‘I’m struggling to connect with someone else after my girlfriend left me’

Tell Me About It: ‘I have spoken to a therapist, but I don’t seem to be able to move on’

PROBLEM: I am a man in my mid-40s and still struggling to connect with any women I meet after my girlfriend left me over four years ago. I can’t seem to be able to move beyond a certain depth and it is mainly driven by fear, I suspect.

I recently heard that my ex is now engaged and it did shake me, but also confirmed to me definitively that there is no chance of us getting together again. Pathetically, perhaps, I still harboured hope. She lives in the UK and I moved back to Ireland after the break-up.
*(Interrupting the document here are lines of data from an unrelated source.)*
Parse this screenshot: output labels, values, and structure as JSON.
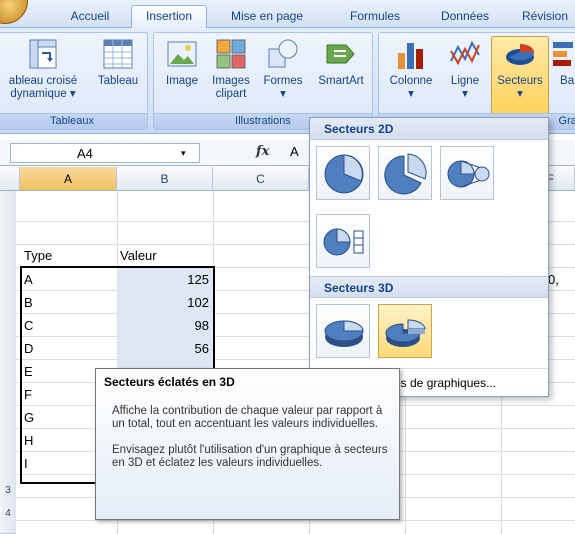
{
  "tabs": [
    {
      "label": "Accueil",
      "active": false
    },
    {
      "label": "Insertion",
      "active": true
    },
    {
      "label": "Mise en page",
      "active": false
    },
    {
      "label": "Formules",
      "active": false
    },
    {
      "label": "Données",
      "active": false
    },
    {
      "label": "Révision",
      "active": false
    }
  ],
  "ribbon": {
    "tableaux": {
      "label": "Tableaux",
      "buttons": [
        {
          "line1": "ableau croisé",
          "line2": "dynamique ▾"
        },
        {
          "line1": "Tableau",
          "line2": ""
        }
      ]
    },
    "illustrations": {
      "label": "Illustrations",
      "buttons": [
        {
          "line1": "Image",
          "line2": ""
        },
        {
          "line1": "Images",
          "line2": "clipart"
        },
        {
          "line1": "Formes",
          "line2": "▾"
        },
        {
          "line1": "SmartArt",
          "line2": ""
        }
      ]
    },
    "graphiques": {
      "label": "Grap",
      "buttons": [
        {
          "line1": "Colonne",
          "line2": "▾"
        },
        {
          "line1": "Ligne",
          "line2": "▾"
        },
        {
          "line1": "Secteurs",
          "line2": "▾"
        },
        {
          "line1": "Bar",
          "line2": ""
        }
      ]
    }
  },
  "formula_bar": {
    "name_box": "A4",
    "dropdown": "▾",
    "fx": "fx",
    "value": "A"
  },
  "columns": [
    "A",
    "B",
    "C"
  ],
  "column_f": "F",
  "row_numbers": [
    "3",
    "4"
  ],
  "table": {
    "headers": [
      "Type",
      "Valeur"
    ],
    "rows": [
      {
        "type": "A",
        "value": "125"
      },
      {
        "type": "B",
        "value": "102"
      },
      {
        "type": "C",
        "value": "98"
      },
      {
        "type": "D",
        "value": "56"
      },
      {
        "type": "E",
        "value": ""
      },
      {
        "type": "F",
        "value": ""
      },
      {
        "type": "G",
        "value": ""
      },
      {
        "type": "H",
        "value": ""
      },
      {
        "type": "I",
        "value": ""
      }
    ]
  },
  "cell_f_partial": "0,",
  "gallery": {
    "section_2d": "Secteurs 2D",
    "section_3d": "Secteurs 3D",
    "footer": "es de graphiques..."
  },
  "tooltip": {
    "title": "Secteurs éclatés en 3D",
    "paragraph1": "Affiche la contribution de chaque valeur par rapport à un total, tout en accentuant les valeurs individuelles.",
    "paragraph2": "Envisagez plutôt l'utilisation d'un graphique à secteurs en 3D et éclatez les valeurs individuelles."
  },
  "colors": {
    "ribbon_text": "#15428b",
    "selected_column": "#f1c15f",
    "hover_item": "#ffd978",
    "pie_blue": "#4f7fbf"
  }
}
I have spoken to a therapist, but I don’t seem to be able to move on. Any advice would be great. I am at a loss at what to do and at the same time anxious for the future as I would love to have my own family.

ADVICE: Two things suggest that a way forward is possible for you: the first is that you are open to help and you have a sense of what your blocks are, and the second is that you have been forcibly freed from hanging on to hope of renewing your past relationship and this may be a silver-lining for you.

It seems that you really were committed to your ex and this might explain your huge loss when it ended. Grief usually takes much longer to recover from than we allow ourselves and so your efforts to move on with your life are still being stymied by your hurt and fear of future abandonment – all of which are natural reactions to a major break-up. However, you are now seeking to create a life where you have a family and commitments and so you must push beyond your fears to allow yourself the possibility of this happening. Closing the door on any possibility of re-uniting with your ex may be the starting point for getting beyond the surface level with another partner, and if this is to happen you may have to look at a few things.

The first is fear. Your internal protective measures appear to be stopping you from allowing someone to get close enough to cause you hurt and you may feel that your ability to judge is insufficient to know who is worthy of your trust and who is not. Initially, in any relationship, you have to go on instinct and basic attraction, but your problem seems to be occurring beyond this stage and this is where you can ask your friends for some input.

It takes courage and intelligence to overcome fear and we may face setbacks along the way, but ultimately the outcome is the freedom to be more ourselves through the growing courage to take risks

We are often not the best at knowing who is good for us, and our fears can make us end something prematurely as we try to spare ourselves later suffering, so one of the ways of getting beyond this is to ask our true friends to help us out. They are often much wiser and knowledgeable about whether someone is good for us or not and if we heed their advice, we might allow something to blossom in spite of our fears. At the very least our friends will not encourage us to spend time with someone who is critical or disparaging of us, and so it is worth considering their recommendations.

We overcome fears by facing them and taking small, considered steps towards what we fear. It takes courage and intelligence to overcome fear and we may face setbacks along the way, but ultimately the outcome is the freedom to be more ourselves through the growing courage to take risks. If you are at the point in a relationship where you feel more depth is needed, then you have to speak, to the other person, about what your fear is and what is blocking you. This is an act of intimacy and moves the relationship on. In other words, you cannot have a relationship without taking risks, and they are needed so you can build trust in the other person and they build trust in you.

At the moment, you might feel less secure in your sense of attractiveness and this would be a normal response to grief and loss. However, to find that sense of confidence and attractiveness again, you will need to trust that who you are is enough, that you are worthy of being loved and that you do not have to second-guess yourself. Be yourself and express yourself without too much self-consciousness. This will allow others to know the real you and there is nothing more attractive than someone who is happy to be in their own skin.

Of course, whatever relationship you are pursuing may not work out, but this can be for many reasons including the other person’s background and sense of timing but, if you are not full of humiliation or hurt, your intelligence will allow you to see these things, allowing your capacity for acceptance and freedom to increase.

If you want a relationship to work, overcome your fear by talking about what you are feeling at that time, take your friends’ advice on who is worth pursuing and grow your confidence by taking the risk of being yourself. If you continue to struggle, it may be worth trying a couple of sessions with a psychotherapist again as this time you may be more open to suggestions as your situation has changed.